But again, it is a question or relativity. Let’s be honest here, there has to be a point where this argument fails to hold water, and become mere cover for privileged indulgence. Where does the line fall? Three times the cost of a functional alternative? Ten? Twenty? Someone tell me: is a bona fide B&B Italia sofa worth 50 weeks of the minimum wage? Am I the only one who thinks this is all a bit distorted?
I have in my apartment a very awkward object. It certainly does not constitute, and would not ever be considered, ‘serious’ design. I suggest that it hasn’t been designed at all, at least not in the conventional sense. It is a timber easel, hand-carved, standing six feet high. What I like about this easel, on loan from a friend who couldn't bear its lack of Scandinavian minimalism, is that it would never appear in a design journal. Never. It doesn't even manage kitsch, although it might manage to figure in a social realist photograph, perhaps one taken in Kentucky or Miami.

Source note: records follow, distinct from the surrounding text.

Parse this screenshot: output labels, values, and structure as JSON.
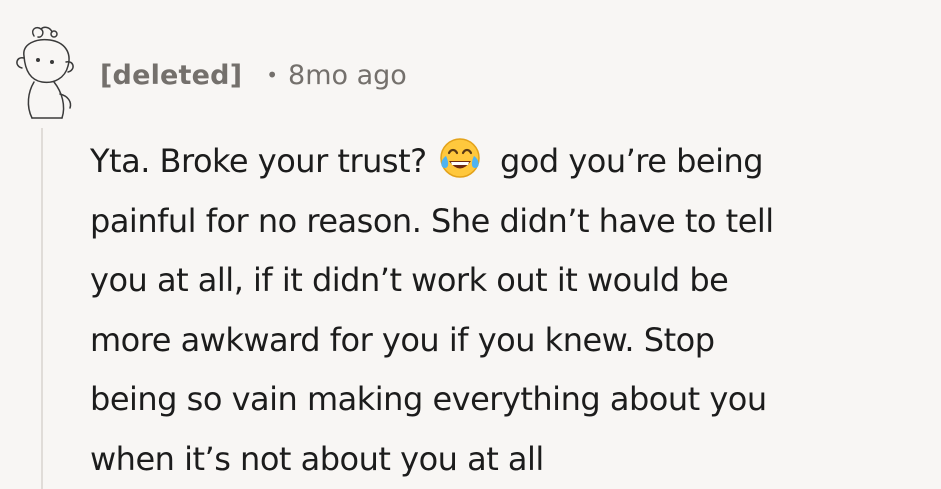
{
  "comment": {
    "author": "[deleted]",
    "separator": "•",
    "time_ago": "8mo ago",
    "body_lines": [
      "Yta. Broke your trust? ",
      " god you’re being",
      "painful for no reason. She didn’t have to tell",
      "you at all, if it didn’t work out it would be",
      "more awkward for you if you knew. Stop",
      "being so vain making everything about you",
      "when it’s not about you at all"
    ],
    "inline_emoji": "face-with-tears-of-joy-icon"
  },
  "colors": {
    "background": "#f8f6f4",
    "meta_text": "#74706c",
    "body_text": "#1c1c1c",
    "thread_line": "#e0dcd8"
  }
}
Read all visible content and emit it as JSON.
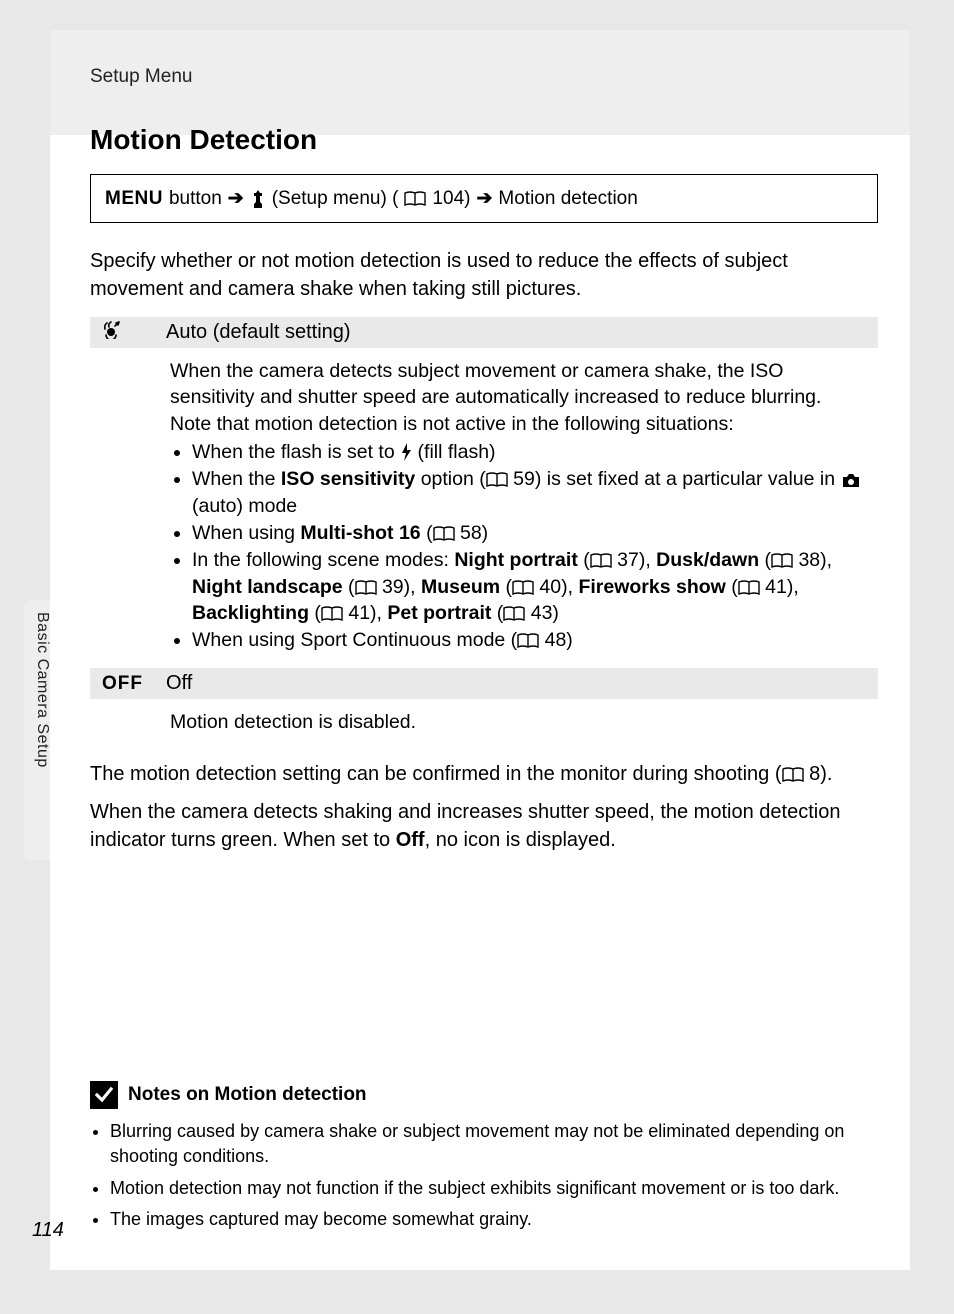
{
  "breadcrumb": "Setup Menu",
  "title": "Motion Detection",
  "nav": {
    "menu": "MENU",
    "button": " button",
    "setup": " (Setup menu) (",
    "pageref1": " 104) ",
    "dest": " Motion detection"
  },
  "intro": "Specify whether or not motion detection is used to reduce the effects of subject movement and camera shake when taking still pictures.",
  "auto": {
    "label": "Auto (default setting)",
    "p1": "When the camera detects subject movement or camera shake, the ISO sensitivity and shutter speed are automatically increased to reduce blurring.",
    "p2": "Note that motion detection is not active in the following situations:",
    "li1a": "When the flash is set to ",
    "li1b": " (fill flash)",
    "li2a": "When the ",
    "li2b": "ISO sensitivity",
    "li2c": " option (",
    "li2d": " 59) is set fixed at a particular value in ",
    "li2e": " (auto) mode",
    "li3a": "When using ",
    "li3b": "Multi-shot 16",
    "li3c": " (",
    "li3d": " 58)",
    "li4a": "In the following scene modes: ",
    "li4b": "Night portrait",
    "li4c": " (",
    "li4d": " 37), ",
    "li4e": "Dusk/dawn",
    "li4f": " (",
    "li4g": " 38), ",
    "li4h": "Night landscape",
    "li4i": " (",
    "li4j": " 39), ",
    "li4k": "Museum",
    "li4l": " (",
    "li4m": " 40), ",
    "li4n": "Fireworks show",
    "li4o": " (",
    "li4p": " 41), ",
    "li4q": "Backlighting",
    "li4r": " (",
    "li4s": " 41), ",
    "li4t": "Pet portrait",
    "li4u": " (",
    "li4v": " 43)",
    "li5a": "When using Sport Continuous mode (",
    "li5b": " 48)"
  },
  "off": {
    "symbol": "OFF",
    "label": "Off",
    "body": "Motion detection is disabled."
  },
  "para1a": "The motion detection setting can be confirmed in the monitor during shooting (",
  "para1b": " 8).",
  "para2a": "When the camera detects shaking and increases shutter speed, the motion detection indicator turns green. When set to ",
  "para2b": "Off",
  "para2c": ", no icon is displayed.",
  "notes": {
    "title": "Notes on Motion detection",
    "li1": "Blurring caused by camera shake or subject movement may not be eliminated depending on shooting conditions.",
    "li2": "Motion detection may not function if the subject exhibits significant movement or is too dark.",
    "li3": "The images captured may become somewhat grainy."
  },
  "side_label": "Basic Camera Setup",
  "page_number": "114"
}
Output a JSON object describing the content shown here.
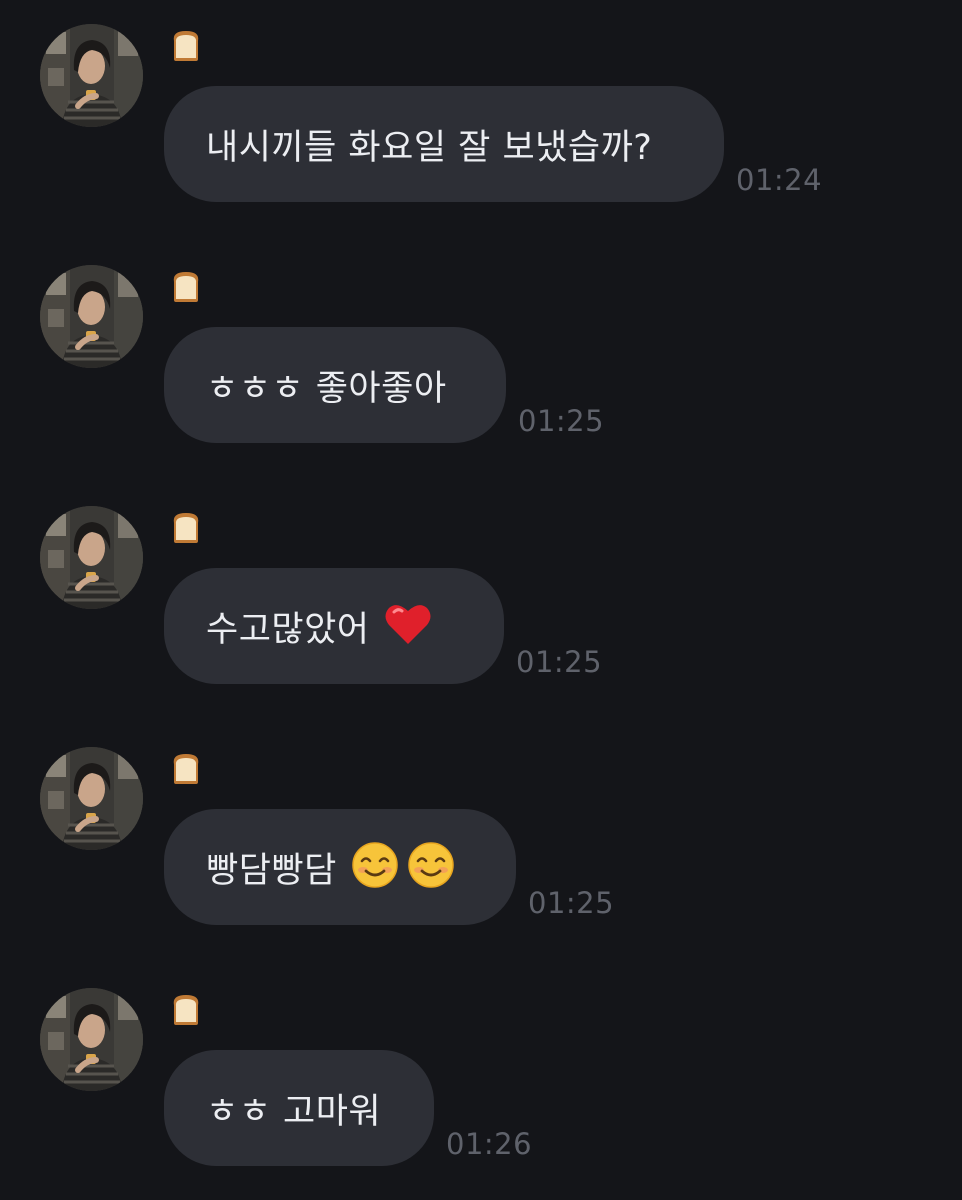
{
  "chat": {
    "messages": [
      {
        "text": "내시끼들 화요일 잘 보냈습까?",
        "time": "01:24"
      },
      {
        "text": "ㅎㅎㅎ 좋아좋아",
        "time": "01:25"
      },
      {
        "text": "수고많았어",
        "emoji": [
          "red-heart"
        ],
        "time": "01:25"
      },
      {
        "text": "빵담빵담",
        "emoji": [
          "smiling-face",
          "smiling-face"
        ],
        "time": "01:25"
      },
      {
        "text": "ㅎㅎ 고마워",
        "time": "01:26"
      }
    ],
    "sender_icon": "bread-emoji"
  },
  "colors": {
    "background": "#141519",
    "bubble": "#2d2f36",
    "text": "#eceef2",
    "timestamp": "#5f626b"
  }
}
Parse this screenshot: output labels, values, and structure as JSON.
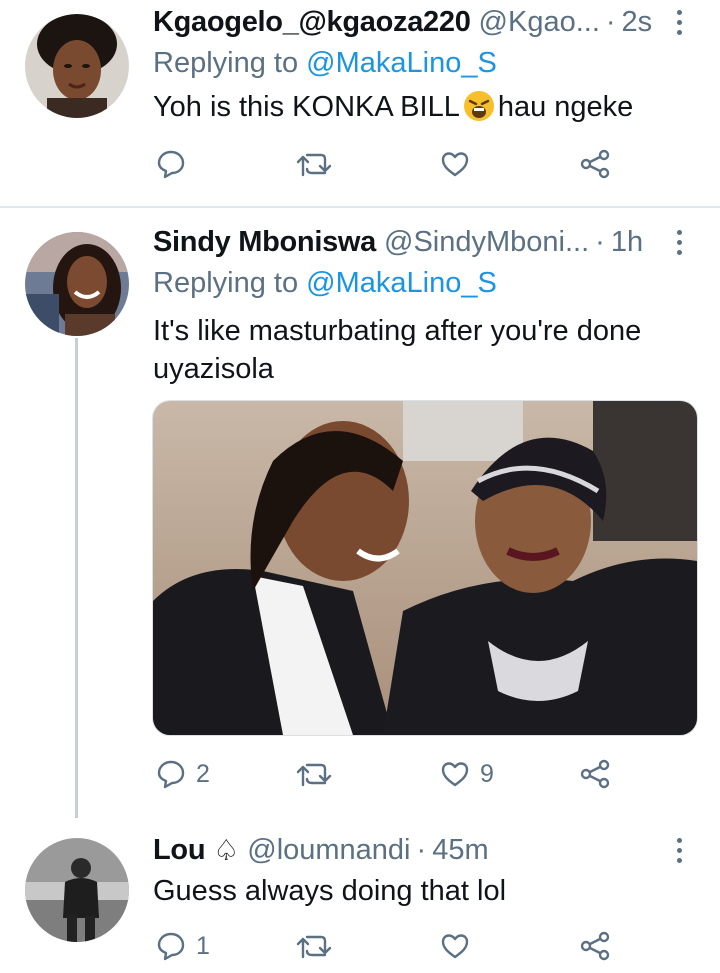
{
  "tweets": [
    {
      "name": "Kgaogelo_@kgaoza220",
      "handle": "@Kgao...",
      "dot": "·",
      "time": "2s",
      "replying_prefix": "Replying to",
      "replying_to": "@MakaLino_S",
      "text_before": "Yoh is this KONKA BILL",
      "emoji": "weary-face",
      "text_after": "hau ngeke",
      "actions": {
        "reply": "",
        "retweet": "",
        "like": ""
      }
    },
    {
      "name": "Sindy Mboniswa",
      "handle": "@SindyMboni...",
      "dot": "·",
      "time": "1h",
      "replying_prefix": "Replying to",
      "replying_to": "@MakaLino_S",
      "text": "It's like masturbating after you're done uyazisola",
      "actions": {
        "reply": "2",
        "retweet": "",
        "like": "9"
      }
    },
    {
      "name": "Lou",
      "badge": "♤",
      "handle": "@loumnandi",
      "dot": "·",
      "time": "45m",
      "text": "Guess always doing that lol",
      "actions": {
        "reply": "1",
        "retweet": "",
        "like": ""
      }
    }
  ],
  "colors": {
    "secondary_text": "#5b7083",
    "link": "#1b95e0",
    "primary_text": "#0f1419",
    "divider": "#e1e8ed",
    "thread_line": "#c4cfd6"
  },
  "icons": [
    "reply-icon",
    "retweet-icon",
    "like-icon",
    "share-icon",
    "more-icon"
  ]
}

This makes it a fascinating object to me, and while I won’t defend its aesthetic qualities (should I have to?) I will say that I like having it around. The reasons for this have a lot to do with what it evokes for me, and the pleasure I get from the design-canon-violating aesthetics of hand-carved timber. The thing even has flowers carved into it, and part of it appears to be shaped like a pair of spectacles, or breasts. (The easel pictured here is not the actual one, but you get the idea.)
Does this damage my credentials as a ‘serious’ designer? Probably. What a relief that is.